via Instagram@nangoldinstudio

Nan Goldin’s activist group protest at the Guggenheim and Met

Opioid-crisis activist group P.A.I.N continue to challenge the Sackler family funding

On Saturday (February 9), artist and P.A.I.N founder Nan Goldin led an anti-Sackler demonstration at two of New York’s leading museums, the Guggenheim and the Met. It followed an open invitation via Instagram, calling for members of the public to “Meet me on the steps!”.

Crowds of people turned up to criticise the museums’ continual acceptance of Sackler donations. The family’s pharmaceutical company, Purdue Pharma, is one of the largest manufacturers of Oxycontin, the drug at the crux of the opioid crisis, in the US. Goldin’s organisation is calling for the Sackler family to channel their earnings into the treatment and care of victims of the painkiller addiction.

Despite the Sacklers’ accountability in the drug crisis – and the 200,000 deaths caused by it since 1996 – the Met still has its Sackler Wing, and Guggenheim’s Sackler Centre for Arts Education, a gift from Mortimer Sackler, has kept its original name. The activist collective has condemned the lack of direct action by the art world’s biggest institutions, and has consistently railed against any complicity in various protests and die-ins. 
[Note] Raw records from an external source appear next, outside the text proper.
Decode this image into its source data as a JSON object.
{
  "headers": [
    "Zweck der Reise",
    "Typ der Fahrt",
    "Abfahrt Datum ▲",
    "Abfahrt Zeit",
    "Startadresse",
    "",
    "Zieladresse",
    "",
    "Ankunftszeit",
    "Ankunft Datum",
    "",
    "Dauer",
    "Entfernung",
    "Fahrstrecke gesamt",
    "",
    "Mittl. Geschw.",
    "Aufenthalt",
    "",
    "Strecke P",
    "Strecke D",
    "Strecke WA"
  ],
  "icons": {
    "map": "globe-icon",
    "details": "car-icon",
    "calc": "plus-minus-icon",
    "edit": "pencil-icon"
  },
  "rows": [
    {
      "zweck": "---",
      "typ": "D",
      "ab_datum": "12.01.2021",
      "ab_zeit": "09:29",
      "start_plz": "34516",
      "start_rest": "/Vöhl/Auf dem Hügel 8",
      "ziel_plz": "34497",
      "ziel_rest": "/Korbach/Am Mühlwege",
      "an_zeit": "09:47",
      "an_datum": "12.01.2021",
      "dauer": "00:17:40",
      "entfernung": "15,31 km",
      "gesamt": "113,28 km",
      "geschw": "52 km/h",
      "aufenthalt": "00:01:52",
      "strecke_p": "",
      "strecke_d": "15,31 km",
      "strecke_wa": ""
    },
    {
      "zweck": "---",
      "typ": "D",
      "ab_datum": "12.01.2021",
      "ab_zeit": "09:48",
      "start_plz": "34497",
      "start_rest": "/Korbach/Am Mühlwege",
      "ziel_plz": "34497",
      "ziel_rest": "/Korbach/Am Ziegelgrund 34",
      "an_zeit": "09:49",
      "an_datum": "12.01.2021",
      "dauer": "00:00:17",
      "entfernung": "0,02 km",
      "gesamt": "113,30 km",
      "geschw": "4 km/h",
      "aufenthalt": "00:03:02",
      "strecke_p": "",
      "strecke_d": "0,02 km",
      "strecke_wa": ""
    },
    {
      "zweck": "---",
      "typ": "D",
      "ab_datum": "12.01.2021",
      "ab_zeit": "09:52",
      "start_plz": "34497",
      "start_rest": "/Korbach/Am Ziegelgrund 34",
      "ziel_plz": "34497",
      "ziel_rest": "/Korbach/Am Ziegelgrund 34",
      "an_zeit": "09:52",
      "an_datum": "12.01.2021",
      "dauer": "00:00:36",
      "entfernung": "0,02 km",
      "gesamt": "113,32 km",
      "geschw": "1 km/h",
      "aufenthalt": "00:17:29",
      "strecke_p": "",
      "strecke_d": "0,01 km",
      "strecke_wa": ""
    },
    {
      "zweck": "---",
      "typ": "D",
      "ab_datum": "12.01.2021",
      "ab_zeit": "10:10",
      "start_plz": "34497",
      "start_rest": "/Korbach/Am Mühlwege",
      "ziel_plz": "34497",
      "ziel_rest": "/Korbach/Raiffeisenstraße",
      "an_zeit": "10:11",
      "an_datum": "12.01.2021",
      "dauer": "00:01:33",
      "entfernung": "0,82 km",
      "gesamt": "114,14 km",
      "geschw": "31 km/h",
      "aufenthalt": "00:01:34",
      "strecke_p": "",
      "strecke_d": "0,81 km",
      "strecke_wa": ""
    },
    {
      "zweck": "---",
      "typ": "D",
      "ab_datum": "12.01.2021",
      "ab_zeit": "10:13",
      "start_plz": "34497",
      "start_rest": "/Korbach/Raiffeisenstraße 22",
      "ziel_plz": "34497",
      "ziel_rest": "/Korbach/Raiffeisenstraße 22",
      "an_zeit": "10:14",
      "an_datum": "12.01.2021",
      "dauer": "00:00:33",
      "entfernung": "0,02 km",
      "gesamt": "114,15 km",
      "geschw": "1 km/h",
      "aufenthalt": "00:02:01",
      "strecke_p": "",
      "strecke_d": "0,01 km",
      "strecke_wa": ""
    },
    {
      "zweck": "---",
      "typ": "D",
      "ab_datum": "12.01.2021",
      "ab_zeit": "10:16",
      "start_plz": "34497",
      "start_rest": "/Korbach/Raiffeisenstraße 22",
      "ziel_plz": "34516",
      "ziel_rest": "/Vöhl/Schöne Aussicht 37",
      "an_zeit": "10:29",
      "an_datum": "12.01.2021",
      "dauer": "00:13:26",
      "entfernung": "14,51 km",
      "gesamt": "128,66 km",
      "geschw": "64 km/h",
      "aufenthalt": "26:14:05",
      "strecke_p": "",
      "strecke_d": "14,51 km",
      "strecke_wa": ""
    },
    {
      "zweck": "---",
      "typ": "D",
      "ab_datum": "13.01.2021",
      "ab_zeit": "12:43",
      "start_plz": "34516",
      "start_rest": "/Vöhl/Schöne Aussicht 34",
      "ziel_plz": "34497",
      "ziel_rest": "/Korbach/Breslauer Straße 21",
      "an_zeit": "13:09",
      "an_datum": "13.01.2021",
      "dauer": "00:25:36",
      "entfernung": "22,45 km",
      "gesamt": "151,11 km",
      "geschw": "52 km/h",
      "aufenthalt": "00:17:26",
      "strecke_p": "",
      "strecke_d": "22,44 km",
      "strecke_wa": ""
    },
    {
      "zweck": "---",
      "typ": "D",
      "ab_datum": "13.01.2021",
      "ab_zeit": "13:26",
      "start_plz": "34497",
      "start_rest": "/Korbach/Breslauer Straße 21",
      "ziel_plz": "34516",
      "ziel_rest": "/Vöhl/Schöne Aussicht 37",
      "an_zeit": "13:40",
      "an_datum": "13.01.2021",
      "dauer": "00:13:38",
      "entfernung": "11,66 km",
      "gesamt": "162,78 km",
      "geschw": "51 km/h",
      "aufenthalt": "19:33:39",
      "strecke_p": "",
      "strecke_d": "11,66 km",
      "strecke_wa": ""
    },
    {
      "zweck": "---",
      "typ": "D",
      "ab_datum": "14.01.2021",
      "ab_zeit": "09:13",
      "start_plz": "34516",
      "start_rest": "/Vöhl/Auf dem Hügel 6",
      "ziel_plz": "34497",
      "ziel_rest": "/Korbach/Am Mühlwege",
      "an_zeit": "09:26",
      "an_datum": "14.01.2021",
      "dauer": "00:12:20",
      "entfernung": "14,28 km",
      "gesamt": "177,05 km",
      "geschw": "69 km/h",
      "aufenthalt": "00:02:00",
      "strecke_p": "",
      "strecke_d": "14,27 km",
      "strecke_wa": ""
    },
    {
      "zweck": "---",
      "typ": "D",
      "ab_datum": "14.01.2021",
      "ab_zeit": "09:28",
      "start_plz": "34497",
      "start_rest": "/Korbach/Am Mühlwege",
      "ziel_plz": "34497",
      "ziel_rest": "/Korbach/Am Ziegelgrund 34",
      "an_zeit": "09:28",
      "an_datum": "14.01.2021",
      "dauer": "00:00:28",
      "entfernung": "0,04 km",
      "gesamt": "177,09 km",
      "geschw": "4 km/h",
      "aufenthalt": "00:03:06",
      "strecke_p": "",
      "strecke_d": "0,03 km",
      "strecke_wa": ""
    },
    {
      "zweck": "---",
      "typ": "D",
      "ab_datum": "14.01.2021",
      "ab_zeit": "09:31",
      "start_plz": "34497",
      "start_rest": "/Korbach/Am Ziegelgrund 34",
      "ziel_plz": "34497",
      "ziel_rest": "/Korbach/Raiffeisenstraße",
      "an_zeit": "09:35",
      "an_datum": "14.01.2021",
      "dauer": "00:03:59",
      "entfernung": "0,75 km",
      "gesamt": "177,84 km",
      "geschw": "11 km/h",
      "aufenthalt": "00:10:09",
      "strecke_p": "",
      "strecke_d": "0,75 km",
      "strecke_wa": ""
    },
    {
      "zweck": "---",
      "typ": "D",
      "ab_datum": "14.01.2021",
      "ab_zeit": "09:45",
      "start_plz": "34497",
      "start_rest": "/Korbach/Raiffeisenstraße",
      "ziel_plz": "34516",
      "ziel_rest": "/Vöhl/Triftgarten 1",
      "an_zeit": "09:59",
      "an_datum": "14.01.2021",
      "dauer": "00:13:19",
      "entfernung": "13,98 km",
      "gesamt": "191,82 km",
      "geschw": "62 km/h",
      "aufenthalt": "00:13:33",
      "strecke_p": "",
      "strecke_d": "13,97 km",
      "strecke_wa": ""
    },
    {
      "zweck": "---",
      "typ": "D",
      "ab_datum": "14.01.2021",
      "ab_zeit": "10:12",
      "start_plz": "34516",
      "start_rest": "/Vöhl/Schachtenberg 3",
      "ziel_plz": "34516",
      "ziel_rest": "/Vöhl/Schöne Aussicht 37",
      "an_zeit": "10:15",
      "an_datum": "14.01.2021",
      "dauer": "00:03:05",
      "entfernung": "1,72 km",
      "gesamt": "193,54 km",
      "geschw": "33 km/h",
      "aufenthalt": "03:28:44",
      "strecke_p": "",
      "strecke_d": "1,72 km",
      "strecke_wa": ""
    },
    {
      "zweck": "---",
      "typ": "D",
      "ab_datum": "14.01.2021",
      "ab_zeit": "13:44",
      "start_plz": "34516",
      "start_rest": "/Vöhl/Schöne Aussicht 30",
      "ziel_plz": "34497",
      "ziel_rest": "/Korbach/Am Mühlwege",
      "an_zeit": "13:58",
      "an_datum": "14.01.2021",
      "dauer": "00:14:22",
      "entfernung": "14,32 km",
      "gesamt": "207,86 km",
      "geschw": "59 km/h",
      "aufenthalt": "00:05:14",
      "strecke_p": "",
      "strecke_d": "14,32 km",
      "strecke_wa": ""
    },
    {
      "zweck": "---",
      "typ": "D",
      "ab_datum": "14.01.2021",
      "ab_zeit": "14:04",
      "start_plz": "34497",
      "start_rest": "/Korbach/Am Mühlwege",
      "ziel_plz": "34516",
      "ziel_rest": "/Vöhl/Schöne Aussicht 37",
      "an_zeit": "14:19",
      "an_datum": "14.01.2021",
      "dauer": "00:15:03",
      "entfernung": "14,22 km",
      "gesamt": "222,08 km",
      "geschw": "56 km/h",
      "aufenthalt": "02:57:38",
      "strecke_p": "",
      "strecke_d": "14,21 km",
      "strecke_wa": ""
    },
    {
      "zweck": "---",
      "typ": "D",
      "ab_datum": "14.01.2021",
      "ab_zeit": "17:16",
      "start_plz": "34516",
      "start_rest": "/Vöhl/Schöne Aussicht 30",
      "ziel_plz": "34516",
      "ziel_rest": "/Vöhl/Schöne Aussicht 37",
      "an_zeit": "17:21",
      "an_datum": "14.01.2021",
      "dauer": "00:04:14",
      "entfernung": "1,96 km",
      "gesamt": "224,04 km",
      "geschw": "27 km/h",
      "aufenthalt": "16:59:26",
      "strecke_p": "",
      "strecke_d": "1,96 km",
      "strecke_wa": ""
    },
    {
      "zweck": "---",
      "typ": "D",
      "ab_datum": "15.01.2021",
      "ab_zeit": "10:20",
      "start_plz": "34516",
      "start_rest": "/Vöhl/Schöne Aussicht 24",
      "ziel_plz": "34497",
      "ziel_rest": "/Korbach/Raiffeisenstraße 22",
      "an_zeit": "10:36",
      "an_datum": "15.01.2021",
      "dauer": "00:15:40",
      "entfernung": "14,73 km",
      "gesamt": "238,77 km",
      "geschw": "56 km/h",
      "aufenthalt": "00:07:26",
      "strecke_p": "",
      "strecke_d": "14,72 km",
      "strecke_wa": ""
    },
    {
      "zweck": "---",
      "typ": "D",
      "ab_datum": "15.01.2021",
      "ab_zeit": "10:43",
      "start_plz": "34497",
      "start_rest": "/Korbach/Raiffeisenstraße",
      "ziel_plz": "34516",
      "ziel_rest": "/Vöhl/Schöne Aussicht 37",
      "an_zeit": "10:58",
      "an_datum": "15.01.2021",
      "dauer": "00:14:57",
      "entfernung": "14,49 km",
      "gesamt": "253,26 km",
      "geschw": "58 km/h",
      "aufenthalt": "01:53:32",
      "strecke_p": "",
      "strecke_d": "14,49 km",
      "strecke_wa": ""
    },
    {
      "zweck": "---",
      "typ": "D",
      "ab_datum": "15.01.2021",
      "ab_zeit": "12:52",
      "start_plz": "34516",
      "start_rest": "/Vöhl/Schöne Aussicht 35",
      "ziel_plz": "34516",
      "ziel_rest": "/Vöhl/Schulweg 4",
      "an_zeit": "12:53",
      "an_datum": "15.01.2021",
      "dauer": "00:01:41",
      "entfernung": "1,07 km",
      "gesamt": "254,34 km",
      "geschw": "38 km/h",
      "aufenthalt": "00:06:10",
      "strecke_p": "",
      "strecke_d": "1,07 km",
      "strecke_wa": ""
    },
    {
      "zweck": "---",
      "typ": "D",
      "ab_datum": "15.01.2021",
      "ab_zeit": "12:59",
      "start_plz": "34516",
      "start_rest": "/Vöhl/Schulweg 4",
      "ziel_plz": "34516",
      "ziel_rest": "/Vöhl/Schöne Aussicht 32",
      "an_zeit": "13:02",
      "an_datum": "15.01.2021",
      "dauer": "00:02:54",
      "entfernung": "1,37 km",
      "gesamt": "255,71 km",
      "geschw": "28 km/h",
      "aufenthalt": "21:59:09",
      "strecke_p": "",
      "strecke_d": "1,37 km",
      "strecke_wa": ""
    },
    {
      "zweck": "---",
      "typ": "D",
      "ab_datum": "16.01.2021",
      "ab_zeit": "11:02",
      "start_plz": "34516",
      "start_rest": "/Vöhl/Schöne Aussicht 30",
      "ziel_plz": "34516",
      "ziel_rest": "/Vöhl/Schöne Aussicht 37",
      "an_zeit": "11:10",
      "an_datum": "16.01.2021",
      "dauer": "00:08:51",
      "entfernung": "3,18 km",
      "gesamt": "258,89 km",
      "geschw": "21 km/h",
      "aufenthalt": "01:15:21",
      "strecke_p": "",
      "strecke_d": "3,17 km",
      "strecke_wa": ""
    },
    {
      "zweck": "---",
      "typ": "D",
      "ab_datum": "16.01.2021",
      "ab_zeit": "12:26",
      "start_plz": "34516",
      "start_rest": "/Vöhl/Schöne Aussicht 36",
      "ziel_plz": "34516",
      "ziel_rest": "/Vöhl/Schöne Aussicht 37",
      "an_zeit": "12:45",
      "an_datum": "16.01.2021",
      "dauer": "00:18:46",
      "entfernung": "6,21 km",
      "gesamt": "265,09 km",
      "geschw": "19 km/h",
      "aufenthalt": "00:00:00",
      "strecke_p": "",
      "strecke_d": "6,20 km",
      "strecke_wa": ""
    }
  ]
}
Goldin and P.A.I.N (Prescription Addiction Intervention Now) have been pressing institutions to boycott the Sackler name since the collective’s inception in January 2018, which came alongside Goldin’s public admission of her personal struggle with opioid addiction. In a heartfelt letter, she details her experience with the drug, claiming to have “narrowly escaped.”

Saturday’s protest kicked off in the Guggenheim lobby, where a die-in was staged, banners were erected and fake prescriptions were scattered. Later, on the steps on the Met, the group chanted “Shame on Sackler” and held posters demanding that the targeted institutions “TAKE DOWN THEIR NAME”.

“We’ve been knocking on their doors for a year and not a single museum has denounced the Sacklers, taken down their name, or publicly refused their funding,” Goldin said in an Instagram post. “Time’s up.”

In March 2018, P.A.I.N staged a similar protest in the Met’s Sackler Wing, with a turn-out of around 100 people. Last month, the Met issued a statement insisting that its relationship with the Sackler family predates the crisis, saying “The family is a large extended group and their support of the Met began decades before the opioid crisis. The Met is currently engaging in a further review of our detailed gift acceptance policies, and we will have more to report in due course.”

More than 115 people die every day in the United States from opioid overdoses, with approximately 80 per cent of people who are on heroin first using prescription opioids. Between 2016 and 2017, overdoses increased by 30 per cent.